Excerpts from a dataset
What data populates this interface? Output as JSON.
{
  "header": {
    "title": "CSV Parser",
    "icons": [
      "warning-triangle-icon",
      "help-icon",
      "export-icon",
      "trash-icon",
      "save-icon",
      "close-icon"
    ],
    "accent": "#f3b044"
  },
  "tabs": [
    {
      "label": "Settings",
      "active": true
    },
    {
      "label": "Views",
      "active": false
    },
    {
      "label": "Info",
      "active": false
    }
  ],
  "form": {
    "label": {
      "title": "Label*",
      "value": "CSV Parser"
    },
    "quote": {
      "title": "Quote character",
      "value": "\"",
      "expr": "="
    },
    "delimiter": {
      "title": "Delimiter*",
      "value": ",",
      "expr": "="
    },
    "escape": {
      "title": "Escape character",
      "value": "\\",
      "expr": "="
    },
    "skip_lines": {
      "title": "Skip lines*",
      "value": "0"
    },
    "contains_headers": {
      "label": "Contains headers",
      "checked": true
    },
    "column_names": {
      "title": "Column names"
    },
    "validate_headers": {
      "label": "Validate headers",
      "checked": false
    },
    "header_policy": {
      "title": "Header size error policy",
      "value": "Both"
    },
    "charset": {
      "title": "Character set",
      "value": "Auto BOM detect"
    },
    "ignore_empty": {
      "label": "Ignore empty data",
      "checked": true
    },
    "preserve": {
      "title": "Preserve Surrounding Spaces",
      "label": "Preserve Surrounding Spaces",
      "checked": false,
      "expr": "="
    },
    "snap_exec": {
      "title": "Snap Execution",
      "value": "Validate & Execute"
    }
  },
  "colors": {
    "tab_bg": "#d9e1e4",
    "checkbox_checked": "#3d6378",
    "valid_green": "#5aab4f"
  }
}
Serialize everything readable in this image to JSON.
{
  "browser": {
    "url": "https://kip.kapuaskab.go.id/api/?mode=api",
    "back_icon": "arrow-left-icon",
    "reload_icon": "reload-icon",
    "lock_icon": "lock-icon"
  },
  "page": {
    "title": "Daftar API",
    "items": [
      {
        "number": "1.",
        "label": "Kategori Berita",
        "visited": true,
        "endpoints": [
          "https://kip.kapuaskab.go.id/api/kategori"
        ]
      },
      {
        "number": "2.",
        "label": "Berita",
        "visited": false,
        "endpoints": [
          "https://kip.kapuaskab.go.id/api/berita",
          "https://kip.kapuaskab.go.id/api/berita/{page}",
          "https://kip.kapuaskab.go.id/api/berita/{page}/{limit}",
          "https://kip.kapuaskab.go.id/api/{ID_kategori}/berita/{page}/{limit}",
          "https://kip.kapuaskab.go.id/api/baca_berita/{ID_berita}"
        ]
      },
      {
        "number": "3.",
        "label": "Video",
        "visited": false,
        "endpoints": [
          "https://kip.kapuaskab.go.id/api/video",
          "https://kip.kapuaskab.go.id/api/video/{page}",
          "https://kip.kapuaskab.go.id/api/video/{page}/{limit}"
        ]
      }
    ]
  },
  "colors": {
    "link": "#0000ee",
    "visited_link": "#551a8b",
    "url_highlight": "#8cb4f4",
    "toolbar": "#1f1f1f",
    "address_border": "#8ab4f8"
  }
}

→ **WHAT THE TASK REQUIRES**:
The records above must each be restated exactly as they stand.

→ **REPLY**:
What data populates this interface? Output as JSON.
{
  "header": {
    "title": "CSV Parser",
    "icons": [
      "warning-triangle-icon",
      "help-icon",
      "export-icon",
      "trash-icon",
      "save-icon",
      "close-icon"
    ],
    "accent": "#f3b044"
  },
  "tabs": [
    {
      "label": "Settings",
      "active": true
    },
    {
      "label": "Views",
      "active": false
    },
    {
      "label": "Info",
      "active": false
    }
  ],
  "form": {
    "label": {
      "title": "Label*",
      "value": "CSV Parser"
    },
    "quote": {
      "title": "Quote character",
      "value": "\"",
      "expr": "="
    },
    "delimiter": {
      "title": "Delimiter*",
      "value": ",",
      "expr": "="
    },
    "escape": {
      "title": "Escape character",
      "value": "\\",
      "expr": "="
    },
    "skip_lines": {
      "title": "Skip lines*",
      "value": "0"
    },
    "contains_headers": {
      "label": "Contains headers",
      "checked": true
    },
    "column_names": {
      "title": "Column names"
    },
    "validate_headers": {
      "label": "Validate headers",
      "checked": false
    },
    "header_policy": {
      "title": "Header size error policy",
      "value": "Both"
    },
    "charset": {
      "title": "Character set",
      "value": "Auto BOM detect"
    },
    "ignore_empty": {
      "label": "Ignore empty data",
      "checked": true
    },
    "preserve": {
      "title": "Preserve Surrounding Spaces",
      "label": "Preserve Surrounding Spaces",
      "checked": false,
      "expr": "="
    },
    "snap_exec": {
      "title": "Snap Execution",
      "value": "Validate & Execute"
    }
  },
  "colors": {
    "tab_bg": "#d9e1e4",
    "checkbox_checked": "#3d6378",
    "valid_green": "#5aab4f"
  }
}
Serialize everything readable in this image to JSON.
{
  "browser": {
    "url": "https://kip.kapuaskab.go.id/api/?mode=api",
    "back_icon": "arrow-left-icon",
    "reload_icon": "reload-icon",
    "lock_icon": "lock-icon"
  },
  "page": {
    "title": "Daftar API",
    "items": [
      {
        "number": "1.",
        "label": "Kategori Berita",
        "visited": true,
        "endpoints": [
          "https://kip.kapuaskab.go.id/api/kategori"
        ]
      },
      {
        "number": "2.",
        "label": "Berita",
        "visited": false,
        "endpoints": [
          "https://kip.kapuaskab.go.id/api/berita",
          "https://kip.kapuaskab.go.id/api/berita/{page}",
          "https://kip.kapuaskab.go.id/api/berita/{page}/{limit}",
          "https://kip.kapuaskab.go.id/api/{ID_kategori}/berita/{page}/{limit}",
          "https://kip.kapuaskab.go.id/api/baca_berita/{ID_berita}"
        ]
      },
      {
        "number": "3.",
        "label": "Video",
        "visited": false,
        "endpoints": [
          "https://kip.kapuaskab.go.id/api/video",
          "https://kip.kapuaskab.go.id/api/video/{page}",
          "https://kip.kapuaskab.go.id/api/video/{page}/{limit}"
        ]
      }
    ]
  },
  "colors": {
    "link": "#0000ee",
    "visited_link": "#551a8b",
    "url_highlight": "#8cb4f4",
    "toolbar": "#1f1f1f",
    "address_border": "#8ab4f8"
  }
}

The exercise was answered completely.